  1. ^ a b c d e f g h i j k l m n o p Whelan, Janna; Vachon, Jean-Pascal; Orford, Emily-Jane (2015-03-04). "Angela Cheng". The Canadian Encyclopedia. Retrieved 2020-08-14.
  2. ^ Bernstein, Tamara (2001-03-15). "Bring her back soon - and give her a new piano". National Post. p. 29. Retrieved 2020-08-14.
  3. ^ a b c d Hisey, Andrew (2005). "Global odyssey: Behind the artistry of Angela Cheng". American Music Teacher. 54 (4): 32–35 – via JSTOR.
  4. ^ Marck, Paul (2007-02-12). "Life & times". Edmonton Journal. p. 12. Retrieved 2020-08-16.

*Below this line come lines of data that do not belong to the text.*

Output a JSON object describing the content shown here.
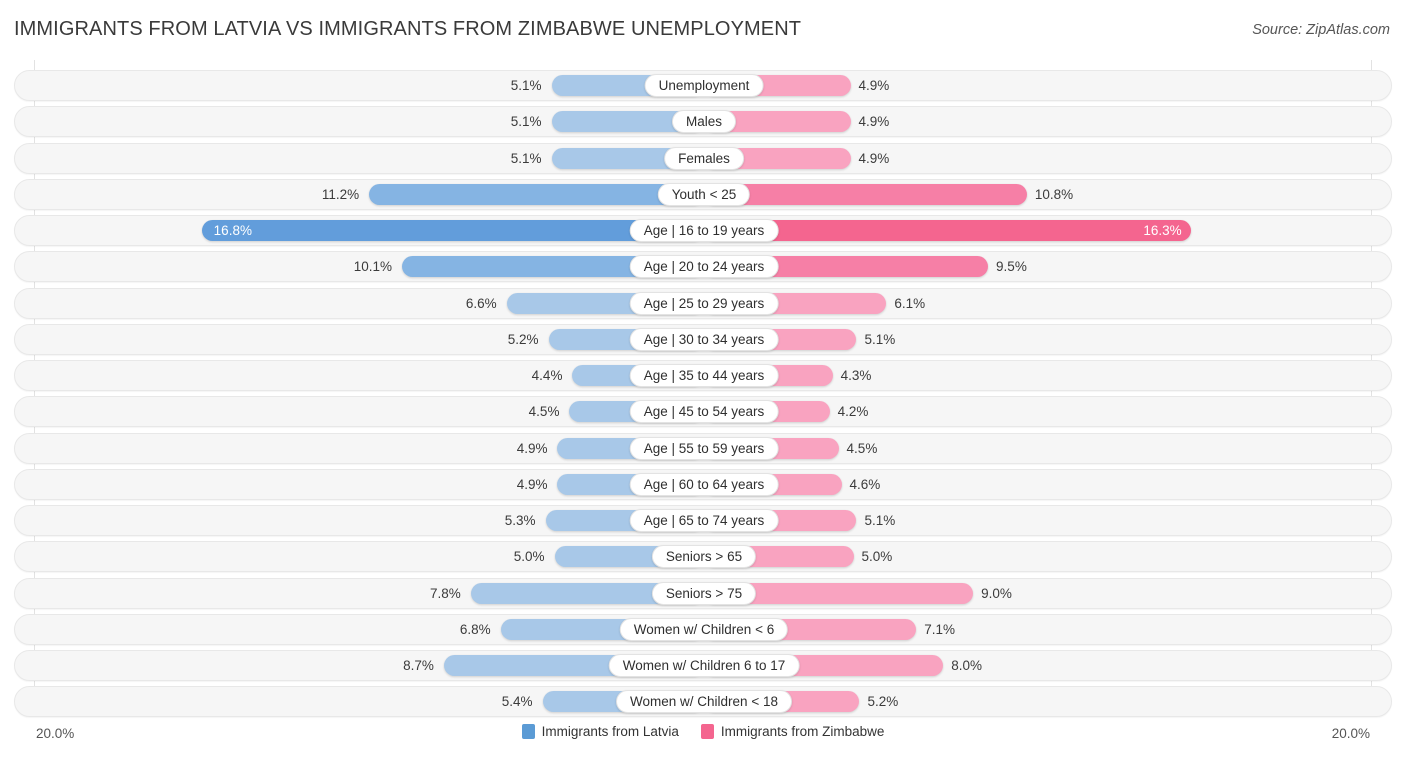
{
  "header": {
    "title": "IMMIGRANTS FROM LATVIA VS IMMIGRANTS FROM ZIMBABWE UNEMPLOYMENT",
    "source": "Source: ZipAtlas.com"
  },
  "axis": {
    "left_label": "20.0%",
    "right_label": "20.0%",
    "max": 20.0
  },
  "legend": {
    "items": [
      {
        "label": "Immigrants from Latvia",
        "color": "#5b9bd5"
      },
      {
        "label": "Immigrants from Zimbabwe",
        "color": "#f4658f"
      }
    ]
  },
  "colors": {
    "left_normal": "#a8c8e8",
    "left_mid": "#85b4e3",
    "left_max": "#629ddb",
    "right_normal": "#f9a3c0",
    "right_mid": "#f67fa6",
    "right_max": "#f4658f",
    "track": "#f6f6f6",
    "track_border": "#e8e8e8"
  },
  "chart_data": {
    "type": "bar",
    "title": "IMMIGRANTS FROM LATVIA VS IMMIGRANTS FROM ZIMBABWE UNEMPLOYMENT",
    "subtitle": "",
    "orientation": "horizontal-diverging",
    "xlabel": "",
    "ylabel": "",
    "xlim": [
      20.0,
      20.0
    ],
    "grid": false,
    "legend_position": "bottom-center",
    "categories": [
      "Unemployment",
      "Males",
      "Females",
      "Youth < 25",
      "Age | 16 to 19 years",
      "Age | 20 to 24 years",
      "Age | 25 to 29 years",
      "Age | 30 to 34 years",
      "Age | 35 to 44 years",
      "Age | 45 to 54 years",
      "Age | 55 to 59 years",
      "Age | 60 to 64 years",
      "Age | 65 to 74 years",
      "Seniors > 65",
      "Seniors > 75",
      "Women w/ Children < 6",
      "Women w/ Children 6 to 17",
      "Women w/ Children < 18"
    ],
    "series": [
      {
        "name": "Immigrants from Latvia",
        "values": [
          5.1,
          5.1,
          5.1,
          11.2,
          16.8,
          10.1,
          6.6,
          5.2,
          4.4,
          4.5,
          4.9,
          4.9,
          5.3,
          5.0,
          7.8,
          6.8,
          8.7,
          5.4
        ],
        "labels": [
          "5.1%",
          "5.1%",
          "5.1%",
          "11.2%",
          "16.8%",
          "10.1%",
          "6.6%",
          "5.2%",
          "4.4%",
          "4.5%",
          "4.9%",
          "4.9%",
          "5.3%",
          "5.0%",
          "7.8%",
          "6.8%",
          "8.7%",
          "5.4%"
        ]
      },
      {
        "name": "Immigrants from Zimbabwe",
        "values": [
          4.9,
          4.9,
          4.9,
          10.8,
          16.3,
          9.5,
          6.1,
          5.1,
          4.3,
          4.2,
          4.5,
          4.6,
          5.1,
          5.0,
          9.0,
          7.1,
          8.0,
          5.2
        ],
        "labels": [
          "4.9%",
          "4.9%",
          "4.9%",
          "10.8%",
          "16.3%",
          "9.5%",
          "6.1%",
          "5.1%",
          "4.3%",
          "4.2%",
          "4.5%",
          "4.6%",
          "5.1%",
          "5.0%",
          "9.0%",
          "7.1%",
          "8.0%",
          "5.2%"
        ]
      }
    ],
    "row_emphasis": [
      0,
      0,
      0,
      1,
      2,
      1,
      0,
      0,
      0,
      0,
      0,
      0,
      0,
      0,
      0,
      0,
      0,
      0
    ]
  }
}
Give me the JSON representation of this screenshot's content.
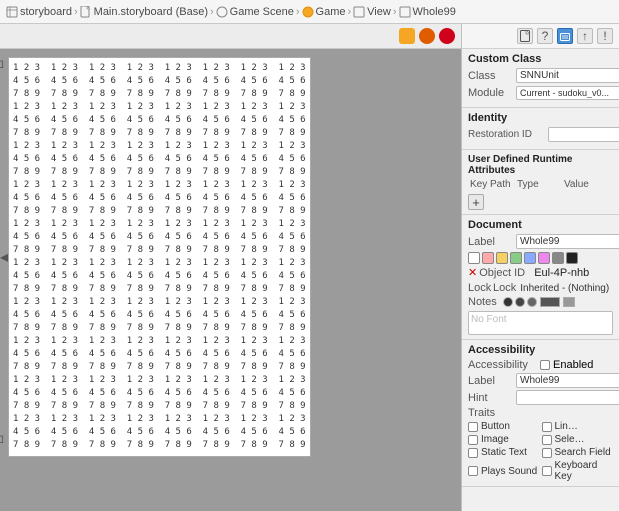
{
  "breadcrumb": {
    "items": [
      {
        "label": "storyboard",
        "icon": "storyboard-icon"
      },
      {
        "label": "Main.storyboard (Base)",
        "icon": "file-icon"
      },
      {
        "label": "Game Scene",
        "icon": "scene-icon"
      },
      {
        "label": "Game",
        "icon": "game-icon"
      },
      {
        "label": "View",
        "icon": "view-icon"
      },
      {
        "label": "Whole99",
        "icon": "view-icon"
      }
    ]
  },
  "toolbar": {
    "icons": [
      {
        "label": "yellow-circle",
        "color": "#f5a623"
      },
      {
        "label": "orange-circle",
        "color": "#e05c00"
      },
      {
        "label": "red-circle",
        "color": "#d0021b"
      }
    ]
  },
  "grid": {
    "rows": [
      "1 2 3  1 2 3  1 2 3  1 2 3  1 2 3  1 2 3  1 2 3  1 2 3",
      "4 5 6  4 5 6  4 5 6  4 5 6  4 5 6  4 5 6  4 5 6  4 5 6",
      "7 8 9  7 8 9  7 8 9  7 8 9  7 8 9  7 8 9  7 8 9  7 8 9",
      "1 2 3  1 2 3  1 2 3  1 2 3  1 2 3  1 2 3  1 2 3  1 2 3",
      "4 5 6  4 5 6  4 5 6  4 5 6  4 5 6  4 5 6  4 5 6  4 5 6",
      "7 8 9  7 8 9  7 8 9  7 8 9  7 8 9  7 8 9  7 8 9  7 8 9",
      "1 2 3  1 2 3  1 2 3  1 2 3  1 2 3  1 2 3  1 2 3  1 2 3",
      "4 5 6  4 5 6  4 5 6  4 5 6  4 5 6  4 5 6  4 5 6  4 5 6",
      "7 8 9  7 8 9  7 8 9  7 8 9  7 8 9  7 8 9  7 8 9  7 8 9",
      "1 2 3  1 2 3  1 2 3  1 2 3  1 2 3  1 2 3  1 2 3  1 2 3",
      "4 5 6  4 5 6  4 5 6  4 5 6  4 5 6  4 5 6  4 5 6  4 5 6",
      "7 8 9  7 8 9  7 8 9  7 8 9  7 8 9  7 8 9  7 8 9  7 8 9",
      "1 2 3  1 2 3  1 2 3  1 2 3  1 2 3  1 2 3  1 2 3  1 2 3",
      "4 5 6  4 5 6  4 5 6  4 5 6  4 5 6  4 5 6  4 5 6  4 5 6",
      "7 8 9  7 8 9  7 8 9  7 8 9  7 8 9  7 8 9  7 8 9  7 8 9",
      "1 2 3  1 2 3  1 2 3  1 2 3  1 2 3  1 2 3  1 2 3  1 2 3",
      "4 5 6  4 5 6  4 5 6  4 5 6  4 5 6  4 5 6  4 5 6  4 5 6",
      "7 8 9  7 8 9  7 8 9  7 8 9  7 8 9  7 8 9  7 8 9  7 8 9",
      "1 2 3  1 2 3  1 2 3  1 2 3  1 2 3  1 2 3  1 2 3  1 2 3",
      "4 5 6  4 5 6  4 5 6  4 5 6  4 5 6  4 5 6  4 5 6  4 5 6",
      "7 8 9  7 8 9  7 8 9  7 8 9  7 8 9  7 8 9  7 8 9  7 8 9",
      "1 2 3  1 2 3  1 2 3  1 2 3  1 2 3  1 2 3  1 2 3  1 2 3",
      "4 5 6  4 5 6  4 5 6  4 5 6  4 5 6  4 5 6  4 5 6  4 5 6",
      "7 8 9  7 8 9  7 8 9  7 8 9  7 8 9  7 8 9  7 8 9  7 8 9",
      "1 2 3  1 2 3  1 2 3  1 2 3  1 2 3  1 2 3  1 2 3  1 2 3",
      "4 5 6  4 5 6  4 5 6  4 5 6  4 5 6  4 5 6  4 5 6  4 5 6",
      "7 8 9  7 8 9  7 8 9  7 8 9  7 8 9  7 8 9  7 8 9  7 8 9",
      "1 2 3  1 2 3  1 2 3  1 2 3  1 2 3  1 2 3  1 2 3  1 2 3",
      "4 5 6  4 5 6  4 5 6  4 5 6  4 5 6  4 5 6  4 5 6  4 5 6",
      "7 8 9  7 8 9  7 8 9  7 8 9  7 8 9  7 8 9  7 8 9  7 8 9"
    ]
  },
  "panel_icons": [
    {
      "label": "file-icon",
      "symbol": "📄"
    },
    {
      "label": "question-icon",
      "symbol": "?"
    },
    {
      "label": "identity-icon",
      "symbol": "🆔"
    },
    {
      "label": "arrow-icon",
      "symbol": "↑"
    },
    {
      "label": "warning-icon",
      "symbol": "!"
    }
  ],
  "custom_class": {
    "section_title": "Custom Class",
    "class_label": "Class",
    "class_value": "SNNUnit",
    "module_label": "Module",
    "module_value": "Current - sudoku_v0..."
  },
  "identity": {
    "section_title": "Identity",
    "restoration_label": "Restoration ID",
    "restoration_value": ""
  },
  "user_defined": {
    "section_title": "User Defined Runtime Attributes",
    "col_key": "Key Path",
    "col_type": "Type",
    "col_value": "Value"
  },
  "document": {
    "section_title": "Document",
    "label_label": "Label",
    "label_value": "Whole99",
    "object_id_label": "Object ID",
    "object_id_value": "Eul-4P-nhb",
    "lock_label": "Lock",
    "lock_value": "Inherited - (Nothing)",
    "notes_label": "Notes",
    "notes_placeholder": "No Font",
    "swatches": [
      "#ffffff",
      "#ffaaaa",
      "#ffdd66",
      "#aaffaa",
      "#aaaaff",
      "#ff88ff",
      "#888888",
      "#000000"
    ]
  },
  "accessibility": {
    "section_title": "Accessibility",
    "accessibility_label": "Accessibility",
    "enabled_label": "Enabled",
    "label_label": "Label",
    "label_value": "Whole99",
    "hint_label": "Hint",
    "hint_value": "",
    "traits_label": "Traits",
    "traits": [
      {
        "label": "Button",
        "checked": false
      },
      {
        "label": "Link",
        "checked": false
      },
      {
        "label": "Image",
        "checked": false
      },
      {
        "label": "Selected",
        "checked": false
      },
      {
        "label": "Static Text",
        "checked": false
      },
      {
        "label": "Search Field",
        "checked": false
      },
      {
        "label": "Plays Sound",
        "checked": false
      },
      {
        "label": "Keyboard Key",
        "checked": false
      }
    ]
  }
}
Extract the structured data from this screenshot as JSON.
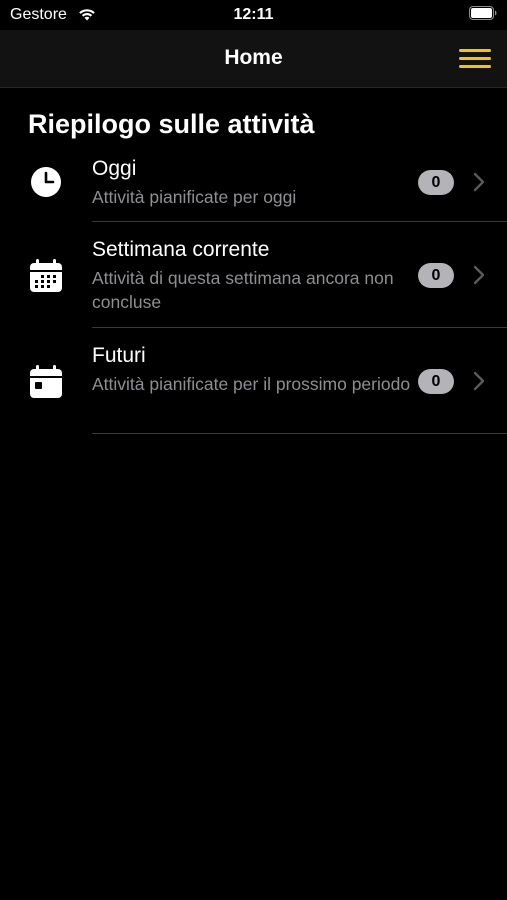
{
  "status_bar": {
    "carrier": "Gestore",
    "time": "12:11",
    "wifi_icon": "wifi-icon",
    "battery_icon": "battery-icon"
  },
  "navbar": {
    "title": "Home",
    "menu_icon": "hamburger-menu-icon",
    "accent_color": "#f2c21b"
  },
  "section": {
    "title": "Riepilogo sulle attività"
  },
  "rows": [
    {
      "title": "Oggi",
      "subtitle": "Attività pianificate per oggi",
      "count": "0",
      "icon": "clock-icon"
    },
    {
      "title": "Settimana corrente",
      "subtitle": "Attività di questa settimana ancora non concluse",
      "count": "0",
      "icon": "calendar-week-icon"
    },
    {
      "title": "Futuri",
      "subtitle": "Attività pianificate per il prossimo periodo",
      "count": "0",
      "icon": "calendar-day-icon"
    }
  ]
}
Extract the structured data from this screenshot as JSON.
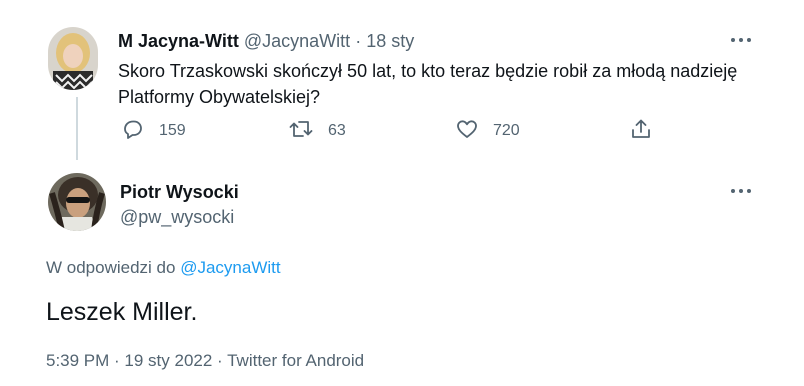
{
  "parent_tweet": {
    "author_name": "M Jacyna-Witt",
    "handle": "@JacynaWitt",
    "separator": "·",
    "date": "18 sty",
    "text": "Skoro Trzaskowski skończył 50 lat, to kto teraz będzie robił za młodą nadzieję Platformy Obywatelskiej?",
    "replies_count": "159",
    "retweets_count": "63",
    "likes_count": "720"
  },
  "reply_tweet": {
    "author_name": "Piotr Wysocki",
    "handle": "@pw_wysocki",
    "reply_label": "W odpowiedzi do",
    "reply_mention": "@JacynaWitt",
    "text": "Leszek Miller.",
    "timestamp": "5:39 PM · 19 sty 2022 · Twitter for Android"
  },
  "icons": {
    "reply": "reply-icon",
    "retweet": "retweet-icon",
    "like": "heart-icon",
    "share": "share-icon",
    "more": "more-icon"
  },
  "colors": {
    "text_primary": "#0f1419",
    "text_secondary": "#536471",
    "link": "#1d9bf0",
    "thread_line": "#cfd9de"
  }
}
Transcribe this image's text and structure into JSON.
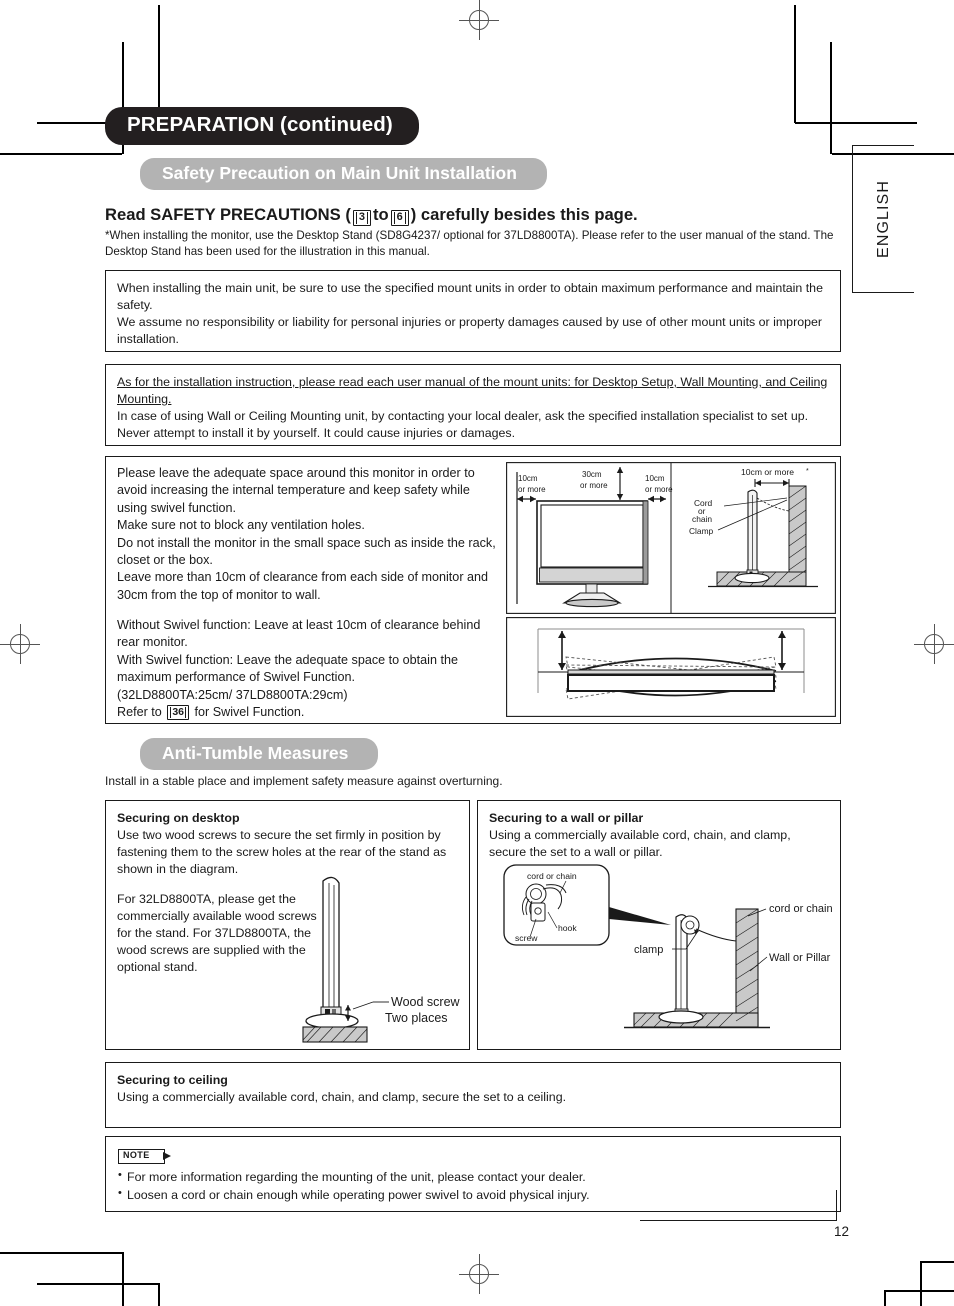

  5. ^ a b c Rankin, Bill (2004-12-27). "They couldn't have done it without her". Edmonton Journal. p. 29. Retrieved 2020-08-16.
  6. ^ "The Fifth Competition, April 1986". The Arthur Rubinstein International Music Society. Archived from the original on 21 December 2015. Retrieved 10 January 2016.
  7. ^ a b Rowat, Robert. "The 25 best Canadian classical pianists". CBC.
  8. ^ a b Paulson, Joanne (2007-11-14). "In perfect harmony". Star-Phoenix. p. 23. Retrieved 2020-08-16.
  9. ^ "Discoveries at Early Music Vancouver and the VSO". The Vancouver Sun. 2012-11-05. p. 31. Retrieved 2020-08-21.
  10. ^ Ulrich, Allan (1992-05-11). "The Women's Philharmonic again proves its importance". The San Francisco Examiner. p. 21. Retrieved 2020-08-16.
  11. ^ a b Sylvestre, Jason (2016-04-14). "Cheng driven to continue working on her craft". Regina Leader Post. Retrieved 2020-08-14.
  12. ^ Marymont, Mark (2001-04-20). "Teaching enriches pianist's work". The Springfield News-Leader. p. 67. Retrieved 2020-08-16.
  13. ^ Bloom, Elizabeth (2015-04-08). "Pianist Angela Cheng plays recital at Kresge Theatre". Pittsburgh Post-Gazette. Retrieved 2020-08-16.